Task input:

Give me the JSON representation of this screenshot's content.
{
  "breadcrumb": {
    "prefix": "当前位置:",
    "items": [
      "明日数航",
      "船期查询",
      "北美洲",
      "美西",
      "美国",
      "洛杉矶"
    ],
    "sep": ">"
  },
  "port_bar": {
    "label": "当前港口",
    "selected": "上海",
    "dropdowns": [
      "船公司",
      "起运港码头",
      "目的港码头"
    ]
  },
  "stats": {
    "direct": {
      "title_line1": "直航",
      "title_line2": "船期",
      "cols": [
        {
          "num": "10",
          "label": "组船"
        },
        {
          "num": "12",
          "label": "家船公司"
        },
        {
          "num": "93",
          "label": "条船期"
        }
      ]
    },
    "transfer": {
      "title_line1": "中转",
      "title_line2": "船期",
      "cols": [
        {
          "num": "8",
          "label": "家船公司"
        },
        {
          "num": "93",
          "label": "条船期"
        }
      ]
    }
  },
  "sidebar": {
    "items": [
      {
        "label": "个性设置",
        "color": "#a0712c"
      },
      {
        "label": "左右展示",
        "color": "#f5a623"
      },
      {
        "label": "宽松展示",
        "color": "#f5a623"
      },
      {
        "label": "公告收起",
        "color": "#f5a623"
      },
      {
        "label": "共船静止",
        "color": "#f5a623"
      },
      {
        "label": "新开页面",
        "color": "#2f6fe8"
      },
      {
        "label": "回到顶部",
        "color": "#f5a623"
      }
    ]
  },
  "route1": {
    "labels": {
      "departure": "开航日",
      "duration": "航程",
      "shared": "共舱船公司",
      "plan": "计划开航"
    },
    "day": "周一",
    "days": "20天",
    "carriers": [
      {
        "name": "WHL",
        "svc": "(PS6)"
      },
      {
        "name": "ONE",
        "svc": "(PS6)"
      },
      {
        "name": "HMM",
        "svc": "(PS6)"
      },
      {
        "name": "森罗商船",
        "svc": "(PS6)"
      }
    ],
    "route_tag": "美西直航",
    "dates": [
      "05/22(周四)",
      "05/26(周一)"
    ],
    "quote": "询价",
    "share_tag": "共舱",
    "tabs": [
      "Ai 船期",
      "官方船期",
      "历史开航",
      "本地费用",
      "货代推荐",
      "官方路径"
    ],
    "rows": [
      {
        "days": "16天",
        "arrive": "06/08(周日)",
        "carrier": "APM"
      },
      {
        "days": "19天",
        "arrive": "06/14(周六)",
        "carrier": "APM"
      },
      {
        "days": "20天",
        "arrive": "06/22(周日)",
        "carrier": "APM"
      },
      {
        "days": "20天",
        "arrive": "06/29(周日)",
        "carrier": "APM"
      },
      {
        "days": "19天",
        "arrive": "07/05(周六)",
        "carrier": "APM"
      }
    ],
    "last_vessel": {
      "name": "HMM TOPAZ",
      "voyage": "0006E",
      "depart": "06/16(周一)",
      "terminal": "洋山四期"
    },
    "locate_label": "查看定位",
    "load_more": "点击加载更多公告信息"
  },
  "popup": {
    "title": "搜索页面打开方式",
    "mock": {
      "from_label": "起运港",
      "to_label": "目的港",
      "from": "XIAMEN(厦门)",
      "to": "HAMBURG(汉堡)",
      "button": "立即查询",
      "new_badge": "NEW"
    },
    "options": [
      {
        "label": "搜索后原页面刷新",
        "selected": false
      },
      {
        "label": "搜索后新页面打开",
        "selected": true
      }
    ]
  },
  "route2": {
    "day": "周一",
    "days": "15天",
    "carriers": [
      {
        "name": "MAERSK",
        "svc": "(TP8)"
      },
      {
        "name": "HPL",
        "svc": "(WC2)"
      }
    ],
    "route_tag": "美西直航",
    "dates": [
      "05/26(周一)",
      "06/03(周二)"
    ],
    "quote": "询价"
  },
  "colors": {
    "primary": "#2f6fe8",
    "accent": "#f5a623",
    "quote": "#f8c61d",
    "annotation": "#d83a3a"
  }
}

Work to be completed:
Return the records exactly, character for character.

Reply to the exercise:
Give me the JSON representation of this screenshot's content.
{
  "breadcrumb": {
    "prefix": "当前位置:",
    "items": [
      "明日数航",
      "船期查询",
      "北美洲",
      "美西",
      "美国",
      "洛杉矶"
    ],
    "sep": ">"
  },
  "port_bar": {
    "label": "当前港口",
    "selected": "上海",
    "dropdowns": [
      "船公司",
      "起运港码头",
      "目的港码头"
    ]
  },
  "stats": {
    "direct": {
      "title_line1": "直航",
      "title_line2": "船期",
      "cols": [
        {
          "num": "10",
          "label": "组船"
        },
        {
          "num": "12",
          "label": "家船公司"
        },
        {
          "num": "93",
          "label": "条船期"
        }
      ]
    },
    "transfer": {
      "title_line1": "中转",
      "title_line2": "船期",
      "cols": [
        {
          "num": "8",
          "label": "家船公司"
        },
        {
          "num": "93",
          "label": "条船期"
        }
      ]
    }
  },
  "sidebar": {
    "items": [
      {
        "label": "个性设置",
        "color": "#a0712c"
      },
      {
        "label": "左右展示",
        "color": "#f5a623"
      },
      {
        "label": "宽松展示",
        "color": "#f5a623"
      },
      {
        "label": "公告收起",
        "color": "#f5a623"
      },
      {
        "label": "共船静止",
        "color": "#f5a623"
      },
      {
        "label": "新开页面",
        "color": "#2f6fe8"
      },
      {
        "label": "回到顶部",
        "color": "#f5a623"
      }
    ]
  },
  "route1": {
    "labels": {
      "departure": "开航日",
      "duration": "航程",
      "shared": "共舱船公司",
      "plan": "计划开航"
    },
    "day": "周一",
    "days": "20天",
    "carriers": [
      {
        "name": "WHL",
        "svc": "(PS6)"
      },
      {
        "name": "ONE",
        "svc": "(PS6)"
      },
      {
        "name": "HMM",
        "svc": "(PS6)"
      },
      {
        "name": "森罗商船",
        "svc": "(PS6)"
      }
    ],
    "route_tag": "美西直航",
    "dates": [
      "05/22(周四)",
      "05/26(周一)"
    ],
    "quote": "询价",
    "share_tag": "共舱",
    "tabs": [
      "Ai 船期",
      "官方船期",
      "历史开航",
      "本地费用",
      "货代推荐",
      "官方路径"
    ],
    "rows": [
      {
        "days": "16天",
        "arrive": "06/08(周日)",
        "carrier": "APM"
      },
      {
        "days": "19天",
        "arrive": "06/14(周六)",
        "carrier": "APM"
      },
      {
        "days": "20天",
        "arrive": "06/22(周日)",
        "carrier": "APM"
      },
      {
        "days": "20天",
        "arrive": "06/29(周日)",
        "carrier": "APM"
      },
      {
        "days": "19天",
        "arrive": "07/05(周六)",
        "carrier": "APM"
      }
    ],
    "last_vessel": {
      "name": "HMM TOPAZ",
      "voyage": "0006E",
      "depart": "06/16(周一)",
      "terminal": "洋山四期"
    },
    "locate_label": "查看定位",
    "load_more": "点击加载更多公告信息"
  },
  "popup": {
    "title": "搜索页面打开方式",
    "mock": {
      "from_label": "起运港",
      "to_label": "目的港",
      "from": "XIAMEN(厦门)",
      "to": "HAMBURG(汉堡)",
      "button": "立即查询",
      "new_badge": "NEW"
    },
    "options": [
      {
        "label": "搜索后原页面刷新",
        "selected": false
      },
      {
        "label": "搜索后新页面打开",
        "selected": true
      }
    ]
  },
  "route2": {
    "day": "周一",
    "days": "15天",
    "carriers": [
      {
        "name": "MAERSK",
        "svc": "(TP8)"
      },
      {
        "name": "HPL",
        "svc": "(WC2)"
      }
    ],
    "route_tag": "美西直航",
    "dates": [
      "05/26(周一)",
      "06/03(周二)"
    ],
    "quote": "询价"
  },
  "colors": {
    "primary": "#2f6fe8",
    "accent": "#f5a623",
    "quote": "#f8c61d",
    "annotation": "#d83a3a"
  }
}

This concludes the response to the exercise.